In the previous post of this series, Fun With KQL – DCount, we saw how to use the
dcount function to get an estimated count of rows for an incoming dataset.
It’s common though to want to filter out certain rows from the count. While you could do the filtering before getting to the
dcount, there’s an alternative function that allows you to do the filtering right within it:
Note if you haven’t read the previous post on
dcount, I’d advise taking a quick read now as we’ll be building on it for this post.
The samples in this post will be run inside the LogAnalytics demo site found at https://aka.ms/LADemo. This demo site has been provided by Microsoft and can be used to learn the Kusto Query Language at no cost to you.
If you’ve not read my introductory post in this series, I’d advise you to do so now. It describes the user interface in detail. You’ll find it at https://arcanecode.com/2022/04/11/fun-with-kql-the-kusto-query-language/.
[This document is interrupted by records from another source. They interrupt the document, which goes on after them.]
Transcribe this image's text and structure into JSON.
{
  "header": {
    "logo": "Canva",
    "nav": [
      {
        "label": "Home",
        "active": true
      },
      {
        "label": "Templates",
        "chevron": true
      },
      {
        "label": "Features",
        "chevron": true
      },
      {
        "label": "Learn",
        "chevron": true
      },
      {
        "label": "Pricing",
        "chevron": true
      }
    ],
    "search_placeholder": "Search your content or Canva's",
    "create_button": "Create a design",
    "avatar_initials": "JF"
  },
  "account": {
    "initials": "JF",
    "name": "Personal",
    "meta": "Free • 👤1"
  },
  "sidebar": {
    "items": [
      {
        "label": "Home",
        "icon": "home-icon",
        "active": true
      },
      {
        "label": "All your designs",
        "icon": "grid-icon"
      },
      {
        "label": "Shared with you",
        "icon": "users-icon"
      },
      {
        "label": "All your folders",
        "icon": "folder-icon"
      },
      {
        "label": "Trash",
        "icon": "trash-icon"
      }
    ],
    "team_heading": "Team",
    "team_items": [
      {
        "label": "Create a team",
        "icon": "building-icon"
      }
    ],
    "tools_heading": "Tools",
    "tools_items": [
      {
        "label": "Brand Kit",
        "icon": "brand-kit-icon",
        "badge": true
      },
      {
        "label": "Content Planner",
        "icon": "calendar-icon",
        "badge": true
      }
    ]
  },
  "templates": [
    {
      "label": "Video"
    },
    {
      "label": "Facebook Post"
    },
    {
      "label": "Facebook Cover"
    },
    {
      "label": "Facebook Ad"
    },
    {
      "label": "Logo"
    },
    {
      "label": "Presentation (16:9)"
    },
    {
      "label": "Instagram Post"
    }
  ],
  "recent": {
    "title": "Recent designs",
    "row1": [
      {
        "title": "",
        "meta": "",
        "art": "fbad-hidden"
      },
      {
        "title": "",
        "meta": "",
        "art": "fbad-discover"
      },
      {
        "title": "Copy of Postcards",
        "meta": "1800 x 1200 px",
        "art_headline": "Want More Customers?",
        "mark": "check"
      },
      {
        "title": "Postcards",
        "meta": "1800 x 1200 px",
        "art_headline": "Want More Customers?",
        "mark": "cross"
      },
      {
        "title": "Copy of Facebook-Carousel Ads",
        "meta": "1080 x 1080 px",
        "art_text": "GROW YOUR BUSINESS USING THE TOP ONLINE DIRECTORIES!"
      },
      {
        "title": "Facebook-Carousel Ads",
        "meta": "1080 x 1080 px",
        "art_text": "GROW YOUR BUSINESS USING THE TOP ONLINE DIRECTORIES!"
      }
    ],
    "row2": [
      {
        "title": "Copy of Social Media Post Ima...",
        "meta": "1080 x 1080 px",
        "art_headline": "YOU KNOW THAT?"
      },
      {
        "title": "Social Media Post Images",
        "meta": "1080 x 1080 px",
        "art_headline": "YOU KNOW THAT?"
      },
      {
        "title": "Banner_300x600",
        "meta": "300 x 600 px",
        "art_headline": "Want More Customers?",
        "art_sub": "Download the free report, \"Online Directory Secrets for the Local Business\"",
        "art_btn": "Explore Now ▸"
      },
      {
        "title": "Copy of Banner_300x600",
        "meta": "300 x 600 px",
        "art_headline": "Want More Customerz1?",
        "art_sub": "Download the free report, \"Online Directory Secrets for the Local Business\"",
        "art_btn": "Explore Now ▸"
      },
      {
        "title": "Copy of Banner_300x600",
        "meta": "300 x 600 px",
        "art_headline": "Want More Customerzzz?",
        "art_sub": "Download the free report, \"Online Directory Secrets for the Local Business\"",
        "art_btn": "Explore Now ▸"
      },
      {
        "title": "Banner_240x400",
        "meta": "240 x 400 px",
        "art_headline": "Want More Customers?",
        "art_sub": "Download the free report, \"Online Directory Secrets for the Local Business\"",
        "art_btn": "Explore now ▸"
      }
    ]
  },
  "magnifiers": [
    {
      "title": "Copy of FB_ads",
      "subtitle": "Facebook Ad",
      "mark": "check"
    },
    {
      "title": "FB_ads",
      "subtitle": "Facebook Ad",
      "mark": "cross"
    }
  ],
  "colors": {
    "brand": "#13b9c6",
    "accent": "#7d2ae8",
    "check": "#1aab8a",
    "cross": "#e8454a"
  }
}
Note that my output may not look exactly like yours when you run the sample queries for several reasons. First, Microsoft only keeps a few days of demo data, which are constantly updated, so the dates and sample data won’t match the screen shots.
Second, I’ll be using the column tool (discussed in the introductory post) to limit the output to just the columns needed to demonstrate the query. Finally, Microsoft may make changes to both the user interface and the data structures between the time I write this and when you read it.
dcountif function is almost identical to
dcount, except it allows for an extra parameter, as you can see in this sample.
Here we are using
in to see if the
EventID column is in the list of values in parenthesis. We could have used any number of comparisons, for example using
== to look for a single value,
!in for not in,
startswith, and many more.
In this result set, only rows whose event IDs were in the list of values are included.
dcountif function returns and estimated count. You can pass in a third parameter with an accuracy level to use, these are the same as in
|Accuracy Value||Error Percentage|
Let’s see an example of it in use.
Here we use a value of
0, which is the least accurate but fastest. As with
dcount we can use values
4 to get the best balance of speed and accuracy for our needs. By default
dcountif will use an accuracy level of
1 if it is omitted.
You can see the Fun With KQL – DCount post for a more extensive discussion on the topic of speed versus accuracy.
The following operators, functions, and/or plugins were used or mentioned in this article’s demos. You can learn more about them in some of my previous posts, linked below.
In this post we saw how
dcountif can be used to get an estimated distinct count, but also allow you to filter out certain rows from the count, all with a single function.
The demos in this series of blog posts were inspired by my Pluralsight courses Kusto Query Language (KQL) from Scratch and Introduction to the Azure Data Migration Service, two of the many courses I have on Pluralsight. All of my courses are linked on my About Me page.
If you don’t have a Pluralsight subscription, just go to my list of courses on Pluralsight . At the top is a Try For Free button you can use to get a free 10 day subscription to Pluralsight, with which you can watch my courses, or any other course on the site.